- Publisher: Social Europe (in cooperation with Friedrich-Ebert Stiftung and Weizenbaum Institut)
- Published: 1st August 2020
Artificial Intelligence is permeating a wide range of areas and it is bound to transform work and society. This dossier, published in cooperation with our partner Friedrich Ebert Stiftung and Weizenbaum Institute, addresses possibilities and challenges of AI. Above all, it asks what needs to be done politically in order to shape this transformation for the sake of the common good.
AI has conjured up a dystopia of robots displacing human workers from employment. Some have predicted very large-scale job substitution but others question whether such a predetermined outcome can be envisaged: whether jobs are lost and how they are changed depends on whether workers are involved in the decisions that are made.
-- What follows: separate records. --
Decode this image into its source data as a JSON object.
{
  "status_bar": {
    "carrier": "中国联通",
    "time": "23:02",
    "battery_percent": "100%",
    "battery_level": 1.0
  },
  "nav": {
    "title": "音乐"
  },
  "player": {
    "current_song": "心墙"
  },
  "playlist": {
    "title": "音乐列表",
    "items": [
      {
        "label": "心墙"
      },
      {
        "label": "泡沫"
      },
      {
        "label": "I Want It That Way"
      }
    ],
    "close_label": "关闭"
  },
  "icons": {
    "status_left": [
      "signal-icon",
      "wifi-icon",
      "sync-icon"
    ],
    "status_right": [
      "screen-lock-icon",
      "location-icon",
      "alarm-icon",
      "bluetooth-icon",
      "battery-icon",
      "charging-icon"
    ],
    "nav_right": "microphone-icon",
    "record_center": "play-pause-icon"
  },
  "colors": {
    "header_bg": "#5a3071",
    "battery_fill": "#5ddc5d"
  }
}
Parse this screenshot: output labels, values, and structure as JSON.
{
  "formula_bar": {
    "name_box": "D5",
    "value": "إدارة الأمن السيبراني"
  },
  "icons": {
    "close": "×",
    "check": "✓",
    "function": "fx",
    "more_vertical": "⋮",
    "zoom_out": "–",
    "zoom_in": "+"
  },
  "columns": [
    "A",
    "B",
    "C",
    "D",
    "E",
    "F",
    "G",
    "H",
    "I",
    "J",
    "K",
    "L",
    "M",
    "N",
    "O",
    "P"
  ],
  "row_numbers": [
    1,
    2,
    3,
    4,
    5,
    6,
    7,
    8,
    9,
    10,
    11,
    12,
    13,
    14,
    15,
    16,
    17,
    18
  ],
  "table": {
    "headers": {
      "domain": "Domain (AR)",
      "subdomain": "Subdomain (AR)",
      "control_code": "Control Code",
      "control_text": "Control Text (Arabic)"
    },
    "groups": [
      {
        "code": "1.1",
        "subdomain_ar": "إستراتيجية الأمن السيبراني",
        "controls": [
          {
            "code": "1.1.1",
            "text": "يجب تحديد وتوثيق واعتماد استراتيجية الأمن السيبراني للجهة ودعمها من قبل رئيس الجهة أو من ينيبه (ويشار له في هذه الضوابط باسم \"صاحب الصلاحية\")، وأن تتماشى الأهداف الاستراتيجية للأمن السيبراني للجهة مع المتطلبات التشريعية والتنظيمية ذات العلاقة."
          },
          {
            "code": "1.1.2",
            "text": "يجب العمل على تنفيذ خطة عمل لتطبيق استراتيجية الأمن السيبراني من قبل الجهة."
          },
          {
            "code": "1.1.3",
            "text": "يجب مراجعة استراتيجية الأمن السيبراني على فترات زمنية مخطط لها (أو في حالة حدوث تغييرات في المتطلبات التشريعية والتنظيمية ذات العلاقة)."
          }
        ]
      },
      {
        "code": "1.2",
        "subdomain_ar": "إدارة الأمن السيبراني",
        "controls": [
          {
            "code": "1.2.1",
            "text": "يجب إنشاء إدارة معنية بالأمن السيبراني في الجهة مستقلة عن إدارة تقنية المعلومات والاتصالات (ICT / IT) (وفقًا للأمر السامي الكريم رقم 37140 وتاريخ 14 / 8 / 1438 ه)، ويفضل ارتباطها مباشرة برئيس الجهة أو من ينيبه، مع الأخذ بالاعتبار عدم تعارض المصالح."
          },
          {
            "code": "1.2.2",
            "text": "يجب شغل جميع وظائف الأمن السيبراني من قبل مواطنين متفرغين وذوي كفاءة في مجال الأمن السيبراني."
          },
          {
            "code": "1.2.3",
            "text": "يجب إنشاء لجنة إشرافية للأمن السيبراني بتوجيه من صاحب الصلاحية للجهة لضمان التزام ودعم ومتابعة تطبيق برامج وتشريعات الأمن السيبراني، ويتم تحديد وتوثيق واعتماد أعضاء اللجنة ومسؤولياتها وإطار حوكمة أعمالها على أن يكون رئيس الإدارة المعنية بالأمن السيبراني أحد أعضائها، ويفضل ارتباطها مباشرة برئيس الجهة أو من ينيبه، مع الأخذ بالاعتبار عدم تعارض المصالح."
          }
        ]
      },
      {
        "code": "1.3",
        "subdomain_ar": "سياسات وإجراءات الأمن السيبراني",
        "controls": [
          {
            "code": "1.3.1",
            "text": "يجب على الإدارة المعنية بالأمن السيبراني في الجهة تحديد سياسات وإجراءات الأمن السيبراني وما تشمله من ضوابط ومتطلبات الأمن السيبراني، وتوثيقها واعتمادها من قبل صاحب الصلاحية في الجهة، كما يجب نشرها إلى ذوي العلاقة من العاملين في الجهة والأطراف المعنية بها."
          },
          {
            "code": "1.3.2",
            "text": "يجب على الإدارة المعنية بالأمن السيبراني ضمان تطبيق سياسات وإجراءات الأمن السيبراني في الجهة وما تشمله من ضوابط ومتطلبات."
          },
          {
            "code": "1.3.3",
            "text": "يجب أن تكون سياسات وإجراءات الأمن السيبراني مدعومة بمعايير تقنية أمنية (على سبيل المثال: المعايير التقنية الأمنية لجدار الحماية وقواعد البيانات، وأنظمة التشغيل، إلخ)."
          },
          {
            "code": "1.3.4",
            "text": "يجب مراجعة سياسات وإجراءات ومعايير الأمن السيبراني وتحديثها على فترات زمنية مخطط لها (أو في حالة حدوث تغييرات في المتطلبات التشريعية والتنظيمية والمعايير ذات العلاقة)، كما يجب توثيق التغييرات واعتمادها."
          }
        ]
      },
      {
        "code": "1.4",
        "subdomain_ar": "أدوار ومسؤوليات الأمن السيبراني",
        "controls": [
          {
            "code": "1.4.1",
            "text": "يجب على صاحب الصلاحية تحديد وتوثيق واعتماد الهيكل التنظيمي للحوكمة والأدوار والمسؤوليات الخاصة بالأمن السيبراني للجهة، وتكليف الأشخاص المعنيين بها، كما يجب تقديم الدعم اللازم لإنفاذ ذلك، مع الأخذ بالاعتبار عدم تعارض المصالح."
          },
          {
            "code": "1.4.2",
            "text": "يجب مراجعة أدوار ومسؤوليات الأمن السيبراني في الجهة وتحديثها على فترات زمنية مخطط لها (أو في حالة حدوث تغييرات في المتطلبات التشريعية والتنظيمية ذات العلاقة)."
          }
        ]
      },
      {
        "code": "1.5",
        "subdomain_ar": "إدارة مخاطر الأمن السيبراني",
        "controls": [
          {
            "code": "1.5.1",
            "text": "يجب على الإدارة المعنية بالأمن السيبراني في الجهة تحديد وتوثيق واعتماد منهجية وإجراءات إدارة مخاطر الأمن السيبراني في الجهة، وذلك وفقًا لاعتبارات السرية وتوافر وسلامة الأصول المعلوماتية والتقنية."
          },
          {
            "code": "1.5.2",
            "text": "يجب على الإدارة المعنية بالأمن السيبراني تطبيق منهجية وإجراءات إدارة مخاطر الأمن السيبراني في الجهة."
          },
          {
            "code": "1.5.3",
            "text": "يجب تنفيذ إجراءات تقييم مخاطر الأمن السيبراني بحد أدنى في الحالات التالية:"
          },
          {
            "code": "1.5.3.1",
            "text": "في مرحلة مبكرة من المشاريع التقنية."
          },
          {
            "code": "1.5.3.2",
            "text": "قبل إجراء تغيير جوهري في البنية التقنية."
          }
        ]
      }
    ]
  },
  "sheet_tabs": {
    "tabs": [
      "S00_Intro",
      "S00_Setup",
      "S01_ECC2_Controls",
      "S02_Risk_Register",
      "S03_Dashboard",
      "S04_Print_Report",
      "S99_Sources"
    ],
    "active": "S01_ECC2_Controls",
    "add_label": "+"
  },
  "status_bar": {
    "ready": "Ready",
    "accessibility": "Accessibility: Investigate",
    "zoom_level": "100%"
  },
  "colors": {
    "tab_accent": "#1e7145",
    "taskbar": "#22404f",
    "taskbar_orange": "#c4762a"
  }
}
Similar concerns apply to issues of recruitment and monitoring of workers: will AI data serve a ‘surveillance capitalism’ or could it assist workers in the performance of their jobs if they have more power to influence the outcome?
AI raises wider questions about the society in which we live and that of the future. Market-research institutes foresee huge efficiency gains, but are these credible and, if so, how will such gains be distributed? Feminists and anti-racists have expressed concern that the algorithms on which AI depends unconsciously embed the social prejudices of their human authors. Issues of privacy and civil liberty surround the possession and control of the data mined by AI. How education must change so that citizens can feel empowered rather than alienated by AI is also at stake—as is the ever-present issue of where AI fits in meeting the existential challenge of climate change and biodiversity loss.
With contributions by Judith Clifton, Amy Glasmeier, Mia Gray, Lars Klingbeil, Daniela Kolbe, Markus Hoppe, Nadine Müller, Mark Graham, Mohammad Amir Anwar, Phoebe Moore, Florian Butollo, Christian Kellermann, Mareike Winkler, Miapetra Kumpula-Natri, Martin Schüßler, Selin Sayek Böke, Reinhard Messerschmidt, Stefan Ullrich and Elena Esposito.